- Royal Garden Blues
- Dr Jazz
- Beale St. Blues
- A Bientôt
- If I Had A Talking Picture Of You
- Double Check Stomp
- That Da Da Strain
- Four Or Five Times
- Who Walks In When I Walk Out
- Blue And Broken Hearted
- Dans Les Rues D'Antibes
- Water From An Ancient Well
Jim Fryer (trombone, vocals)
Jeff Barnhart (piano, vocals)
George Huxley (clarinet, soprano and alto saxophones)
Gordon Whitworth (trumpet)
Brian Mellor (banjo, guitar, vocal)
Annie Hawkins (bass)
Nick Ward (drums)
rec. May 2009 at Carnegie Theatre and Arts Centre, Workington, Cumbria
and May 2000, The Theatre By The lake, Keswick (Water From An Ancient
It’s good to see that Lake has recorded another set by the band led
by those two fine Americans, Jim Fryer and Jeff Barnhart. Once again
Cumbria was the locale and a familiar group was assembled to mesh
tightly together and run through a tried and tested repertoire.
One can always rely on a good swing from this group, an element established
from the start with Royal Garden Blues which features solid
all-round soloing. We get a pretty faithful arrangement of
Dr Jazz, with Annie Hawkins’s staunch bass work to the fore
and Barnhart’s vocal straddling the Jelly-Roll and Fats divide rather
nicely. Tempo variation is always a good thing to bring to the mix,
and the Beale Street Blues certainly qualifies, being taken
at a jaunty up-tempo and graced by a nonchalant trombone solo, a good
soprano sax entree and a Walleresque piano solo.
A Bientôt is a close cousin of Petite Fleur, a clarinet
feature here flecked with a soupcon of Gallic tristesse. Barnhart’s
piano solo here is a little reminiscent of the quasi-classical things
that Fred Hunt used to do with Alex Welsh, and it’s equally attractive.
I like the varied routines the band comes up with – the passage for
trombone over piano, for instance, in That Da Da Strian and
the way textures are resourcefully used, so that even standards don’t
pall.

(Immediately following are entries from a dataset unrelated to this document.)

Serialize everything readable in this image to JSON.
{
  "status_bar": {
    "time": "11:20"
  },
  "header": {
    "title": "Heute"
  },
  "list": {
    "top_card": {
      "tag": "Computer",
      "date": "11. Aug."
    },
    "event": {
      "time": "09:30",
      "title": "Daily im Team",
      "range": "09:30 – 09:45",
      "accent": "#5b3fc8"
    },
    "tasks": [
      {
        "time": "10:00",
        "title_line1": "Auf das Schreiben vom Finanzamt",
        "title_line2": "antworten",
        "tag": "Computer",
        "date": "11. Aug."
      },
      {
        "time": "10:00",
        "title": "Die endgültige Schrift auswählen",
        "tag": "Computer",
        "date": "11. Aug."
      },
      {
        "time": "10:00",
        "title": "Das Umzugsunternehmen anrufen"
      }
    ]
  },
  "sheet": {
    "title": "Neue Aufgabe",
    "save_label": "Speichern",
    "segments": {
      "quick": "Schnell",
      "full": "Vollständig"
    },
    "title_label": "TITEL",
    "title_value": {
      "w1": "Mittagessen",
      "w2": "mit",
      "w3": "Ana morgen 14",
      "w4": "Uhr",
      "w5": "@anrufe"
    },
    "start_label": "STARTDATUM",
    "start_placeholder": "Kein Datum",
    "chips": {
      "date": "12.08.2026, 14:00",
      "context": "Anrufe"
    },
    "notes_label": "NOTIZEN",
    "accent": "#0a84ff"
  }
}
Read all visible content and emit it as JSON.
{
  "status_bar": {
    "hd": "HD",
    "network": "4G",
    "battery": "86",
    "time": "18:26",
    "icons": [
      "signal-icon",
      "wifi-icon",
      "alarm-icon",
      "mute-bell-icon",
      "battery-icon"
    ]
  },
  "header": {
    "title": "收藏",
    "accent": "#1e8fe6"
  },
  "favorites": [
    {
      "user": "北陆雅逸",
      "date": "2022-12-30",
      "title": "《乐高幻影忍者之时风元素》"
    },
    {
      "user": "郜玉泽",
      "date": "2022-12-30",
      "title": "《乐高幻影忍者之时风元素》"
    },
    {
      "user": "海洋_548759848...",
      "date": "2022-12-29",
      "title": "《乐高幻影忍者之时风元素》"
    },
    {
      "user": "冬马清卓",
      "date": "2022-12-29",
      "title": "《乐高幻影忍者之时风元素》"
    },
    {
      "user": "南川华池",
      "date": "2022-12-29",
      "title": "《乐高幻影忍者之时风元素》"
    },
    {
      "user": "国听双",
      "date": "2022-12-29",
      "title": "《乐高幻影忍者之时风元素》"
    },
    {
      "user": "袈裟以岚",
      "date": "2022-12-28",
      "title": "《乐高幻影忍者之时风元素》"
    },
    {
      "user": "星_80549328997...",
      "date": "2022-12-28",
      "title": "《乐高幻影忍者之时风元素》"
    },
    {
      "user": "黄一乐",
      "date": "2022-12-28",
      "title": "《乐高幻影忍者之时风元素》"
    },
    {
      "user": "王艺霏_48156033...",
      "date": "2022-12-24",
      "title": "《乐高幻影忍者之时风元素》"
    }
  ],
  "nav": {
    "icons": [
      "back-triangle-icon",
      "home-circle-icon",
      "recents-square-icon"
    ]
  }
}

Gordon Whitworth’s trumpet solo on this number really bites
by the way.
Whitworth also takes a nice muted solo on Shine – though the
Them There Eyes quote was not a good idea because it seems
to infect the band (though it was probably a planned routine). Four
or Five Times is taken at a relaxed tempo and the trio that ends
the line-up consists of less well known songs. Whitworth plays from
the Wild Bill Davison trumpet hymn sheet on Blue and Broken Hearted.
The last song is a jaunty Bechet swinger. There’s also a bonus
track recorded back in 2000, which sits at a tangent really from the
programme. Fryer and Barnhart are alone here and they’ve supped from
the well of Dollar Brand or Abdullah Ibrahim on this lovely song.
A most enjoyable set then, as ever splendidly recorded.